Everything from the line containing "Output a JSON" through the final line of the material is to be restated word for word, and only that.

> Available data
────────────────
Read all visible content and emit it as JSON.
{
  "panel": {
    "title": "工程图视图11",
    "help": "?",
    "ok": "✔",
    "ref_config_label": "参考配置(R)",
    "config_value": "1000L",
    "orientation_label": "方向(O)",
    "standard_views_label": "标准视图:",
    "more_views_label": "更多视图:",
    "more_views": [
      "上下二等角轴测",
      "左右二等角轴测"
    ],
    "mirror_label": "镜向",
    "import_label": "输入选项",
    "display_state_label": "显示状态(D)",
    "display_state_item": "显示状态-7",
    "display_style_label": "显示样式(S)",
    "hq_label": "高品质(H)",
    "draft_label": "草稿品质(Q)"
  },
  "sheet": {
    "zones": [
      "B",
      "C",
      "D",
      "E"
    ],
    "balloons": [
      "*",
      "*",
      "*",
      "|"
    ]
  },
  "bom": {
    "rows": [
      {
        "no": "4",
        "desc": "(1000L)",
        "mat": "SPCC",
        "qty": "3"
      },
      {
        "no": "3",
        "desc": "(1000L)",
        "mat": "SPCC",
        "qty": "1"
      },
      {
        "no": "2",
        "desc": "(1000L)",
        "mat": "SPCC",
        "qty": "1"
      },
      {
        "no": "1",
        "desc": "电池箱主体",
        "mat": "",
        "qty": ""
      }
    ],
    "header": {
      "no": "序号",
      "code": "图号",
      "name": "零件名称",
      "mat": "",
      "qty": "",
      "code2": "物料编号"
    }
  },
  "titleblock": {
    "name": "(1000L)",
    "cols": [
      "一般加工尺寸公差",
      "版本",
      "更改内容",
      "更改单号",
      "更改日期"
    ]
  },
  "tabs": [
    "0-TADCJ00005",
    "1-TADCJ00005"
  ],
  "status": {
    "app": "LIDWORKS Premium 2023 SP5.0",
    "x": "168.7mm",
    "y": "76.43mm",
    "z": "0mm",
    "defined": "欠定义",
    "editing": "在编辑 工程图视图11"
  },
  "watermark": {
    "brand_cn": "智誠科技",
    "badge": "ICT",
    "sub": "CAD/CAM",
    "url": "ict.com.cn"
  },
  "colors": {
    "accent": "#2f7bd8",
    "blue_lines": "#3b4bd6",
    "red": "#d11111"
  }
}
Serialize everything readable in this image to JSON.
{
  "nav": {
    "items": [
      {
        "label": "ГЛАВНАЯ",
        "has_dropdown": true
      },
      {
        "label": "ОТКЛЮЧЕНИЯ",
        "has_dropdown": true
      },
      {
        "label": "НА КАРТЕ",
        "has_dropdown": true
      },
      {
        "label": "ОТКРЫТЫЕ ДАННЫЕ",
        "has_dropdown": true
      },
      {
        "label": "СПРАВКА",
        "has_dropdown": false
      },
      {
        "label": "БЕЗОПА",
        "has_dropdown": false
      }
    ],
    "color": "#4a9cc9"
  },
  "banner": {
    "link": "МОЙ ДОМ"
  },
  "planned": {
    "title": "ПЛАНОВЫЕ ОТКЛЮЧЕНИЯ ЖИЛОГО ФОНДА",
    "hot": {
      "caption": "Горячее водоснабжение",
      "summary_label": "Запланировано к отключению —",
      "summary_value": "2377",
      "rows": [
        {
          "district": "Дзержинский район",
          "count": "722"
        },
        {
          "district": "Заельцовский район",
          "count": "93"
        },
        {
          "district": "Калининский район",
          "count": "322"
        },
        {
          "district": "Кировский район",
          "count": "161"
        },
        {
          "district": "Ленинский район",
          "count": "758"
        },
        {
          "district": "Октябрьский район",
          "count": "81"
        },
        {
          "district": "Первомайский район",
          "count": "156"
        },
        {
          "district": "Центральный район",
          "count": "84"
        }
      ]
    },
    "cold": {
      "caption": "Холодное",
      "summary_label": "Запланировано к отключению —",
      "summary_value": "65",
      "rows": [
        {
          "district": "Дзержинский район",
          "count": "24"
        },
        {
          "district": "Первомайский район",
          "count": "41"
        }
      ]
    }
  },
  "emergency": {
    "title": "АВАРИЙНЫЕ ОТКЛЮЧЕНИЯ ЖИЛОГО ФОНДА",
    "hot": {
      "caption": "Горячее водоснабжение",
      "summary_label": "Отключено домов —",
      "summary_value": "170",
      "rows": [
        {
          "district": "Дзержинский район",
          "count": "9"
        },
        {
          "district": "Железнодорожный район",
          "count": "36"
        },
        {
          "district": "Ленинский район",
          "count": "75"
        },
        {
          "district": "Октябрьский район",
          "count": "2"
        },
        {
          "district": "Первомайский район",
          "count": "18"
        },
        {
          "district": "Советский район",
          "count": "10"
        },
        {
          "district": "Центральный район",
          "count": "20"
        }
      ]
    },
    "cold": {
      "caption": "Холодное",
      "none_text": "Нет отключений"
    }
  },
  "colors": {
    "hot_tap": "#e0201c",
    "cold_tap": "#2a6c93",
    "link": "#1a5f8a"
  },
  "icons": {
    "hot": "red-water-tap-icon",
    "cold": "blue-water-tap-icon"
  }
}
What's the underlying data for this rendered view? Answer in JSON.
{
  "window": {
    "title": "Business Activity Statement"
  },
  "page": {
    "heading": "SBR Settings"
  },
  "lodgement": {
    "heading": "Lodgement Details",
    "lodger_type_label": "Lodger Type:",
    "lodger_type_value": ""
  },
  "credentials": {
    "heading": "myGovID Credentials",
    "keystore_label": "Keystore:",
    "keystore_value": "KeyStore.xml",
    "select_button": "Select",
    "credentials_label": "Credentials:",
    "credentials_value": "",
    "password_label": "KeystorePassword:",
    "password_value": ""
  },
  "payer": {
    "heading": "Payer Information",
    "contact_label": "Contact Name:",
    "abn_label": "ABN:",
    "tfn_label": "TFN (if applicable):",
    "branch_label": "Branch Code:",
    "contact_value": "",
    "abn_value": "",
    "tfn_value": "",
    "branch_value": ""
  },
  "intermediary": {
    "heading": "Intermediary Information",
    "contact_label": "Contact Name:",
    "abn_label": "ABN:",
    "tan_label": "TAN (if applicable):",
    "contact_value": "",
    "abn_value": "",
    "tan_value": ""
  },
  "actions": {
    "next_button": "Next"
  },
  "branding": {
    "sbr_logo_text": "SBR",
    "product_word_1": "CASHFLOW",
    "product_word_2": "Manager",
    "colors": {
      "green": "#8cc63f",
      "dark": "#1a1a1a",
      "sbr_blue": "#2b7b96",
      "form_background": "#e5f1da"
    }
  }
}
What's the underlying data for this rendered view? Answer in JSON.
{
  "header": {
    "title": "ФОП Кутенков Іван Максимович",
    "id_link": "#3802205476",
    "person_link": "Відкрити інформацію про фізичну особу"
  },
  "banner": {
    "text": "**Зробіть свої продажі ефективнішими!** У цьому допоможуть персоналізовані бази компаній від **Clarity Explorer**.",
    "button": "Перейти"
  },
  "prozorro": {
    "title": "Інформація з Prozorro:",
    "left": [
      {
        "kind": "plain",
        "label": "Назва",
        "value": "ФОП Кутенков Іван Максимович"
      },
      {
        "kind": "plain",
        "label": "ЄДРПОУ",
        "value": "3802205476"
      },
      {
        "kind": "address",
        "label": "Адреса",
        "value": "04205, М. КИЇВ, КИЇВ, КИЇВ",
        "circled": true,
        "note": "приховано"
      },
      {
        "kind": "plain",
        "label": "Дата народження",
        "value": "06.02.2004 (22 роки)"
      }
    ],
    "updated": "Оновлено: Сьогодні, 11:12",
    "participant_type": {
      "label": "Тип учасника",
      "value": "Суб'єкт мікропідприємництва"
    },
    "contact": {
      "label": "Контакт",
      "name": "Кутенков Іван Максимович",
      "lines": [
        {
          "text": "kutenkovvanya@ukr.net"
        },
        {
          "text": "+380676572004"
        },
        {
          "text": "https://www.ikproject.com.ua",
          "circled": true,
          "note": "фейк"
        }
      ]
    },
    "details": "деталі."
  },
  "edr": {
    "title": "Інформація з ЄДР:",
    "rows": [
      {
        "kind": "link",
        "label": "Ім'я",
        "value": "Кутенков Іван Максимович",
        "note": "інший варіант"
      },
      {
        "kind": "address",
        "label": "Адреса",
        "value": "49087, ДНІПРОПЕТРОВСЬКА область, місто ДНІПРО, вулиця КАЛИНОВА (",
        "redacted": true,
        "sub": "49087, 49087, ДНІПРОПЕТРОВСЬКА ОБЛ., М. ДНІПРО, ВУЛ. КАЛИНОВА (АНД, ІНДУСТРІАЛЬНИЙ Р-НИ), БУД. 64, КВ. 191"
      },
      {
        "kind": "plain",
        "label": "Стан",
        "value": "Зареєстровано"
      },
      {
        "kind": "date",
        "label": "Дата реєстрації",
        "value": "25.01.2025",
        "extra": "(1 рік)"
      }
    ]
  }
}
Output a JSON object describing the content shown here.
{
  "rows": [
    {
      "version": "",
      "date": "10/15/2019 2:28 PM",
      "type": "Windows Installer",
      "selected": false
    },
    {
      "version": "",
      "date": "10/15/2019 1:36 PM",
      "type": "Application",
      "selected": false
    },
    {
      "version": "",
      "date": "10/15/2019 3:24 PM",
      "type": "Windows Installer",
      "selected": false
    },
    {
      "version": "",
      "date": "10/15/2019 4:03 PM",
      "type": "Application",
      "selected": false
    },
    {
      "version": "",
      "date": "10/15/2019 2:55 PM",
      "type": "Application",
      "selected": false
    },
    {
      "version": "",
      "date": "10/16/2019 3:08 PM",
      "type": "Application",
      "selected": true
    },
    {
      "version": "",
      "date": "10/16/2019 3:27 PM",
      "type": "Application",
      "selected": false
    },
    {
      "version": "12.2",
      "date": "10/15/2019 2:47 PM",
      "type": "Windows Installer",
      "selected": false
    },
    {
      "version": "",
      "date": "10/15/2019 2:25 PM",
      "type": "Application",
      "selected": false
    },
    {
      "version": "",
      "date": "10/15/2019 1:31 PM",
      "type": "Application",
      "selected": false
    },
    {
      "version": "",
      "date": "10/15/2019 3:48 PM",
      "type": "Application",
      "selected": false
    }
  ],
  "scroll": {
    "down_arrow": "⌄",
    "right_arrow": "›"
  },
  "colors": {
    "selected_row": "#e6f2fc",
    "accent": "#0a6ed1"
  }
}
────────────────
> Reply to the task
Output a JSON object describing the content shown here.
{
  "rows": [
    {
      "version": "",
      "date": "10/15/2019 2:28 PM",
      "type": "Windows Installer",
      "selected": false
    },
    {
      "version": "",
      "date": "10/15/2019 1:36 PM",
      "type": "Application",
      "selected": false
    },
    {
      "version": "",
      "date": "10/15/2019 3:24 PM",
      "type": "Windows Installer",
      "selected": false
    },
    {
      "version": "",
      "date": "10/15/2019 4:03 PM",
      "type": "Application",
      "selected": false
    },
    {
      "version": "",
      "date": "10/15/2019 2:55 PM",
      "type": "Application",
      "selected": false
    },
    {
      "version": "",
      "date": "10/16/2019 3:08 PM",
      "type": "Application",
      "selected": true
    },
    {
      "version": "",
      "date": "10/16/2019 3:27 PM",
      "type": "Application",
      "selected": false
    },
    {
      "version": "12.2",
      "date": "10/15/2019 2:47 PM",
      "type": "Windows Installer",
      "selected": false
    },
    {
      "version": "",
      "date": "10/15/2019 2:25 PM",
      "type": "Application",
      "selected": false
    },
    {
      "version": "",
      "date": "10/15/2019 1:31 PM",
      "type": "Application",
      "selected": false
    },
    {
      "version": "",
      "date": "10/15/2019 3:48 PM",
      "type": "Application",
      "selected": false
    }
  ],
  "scroll": {
    "down_arrow": "⌄",
    "right_arrow": "›"
  },
  "colors": {
    "selected_row": "#e6f2fc",
    "accent": "#0a6ed1"
  }
}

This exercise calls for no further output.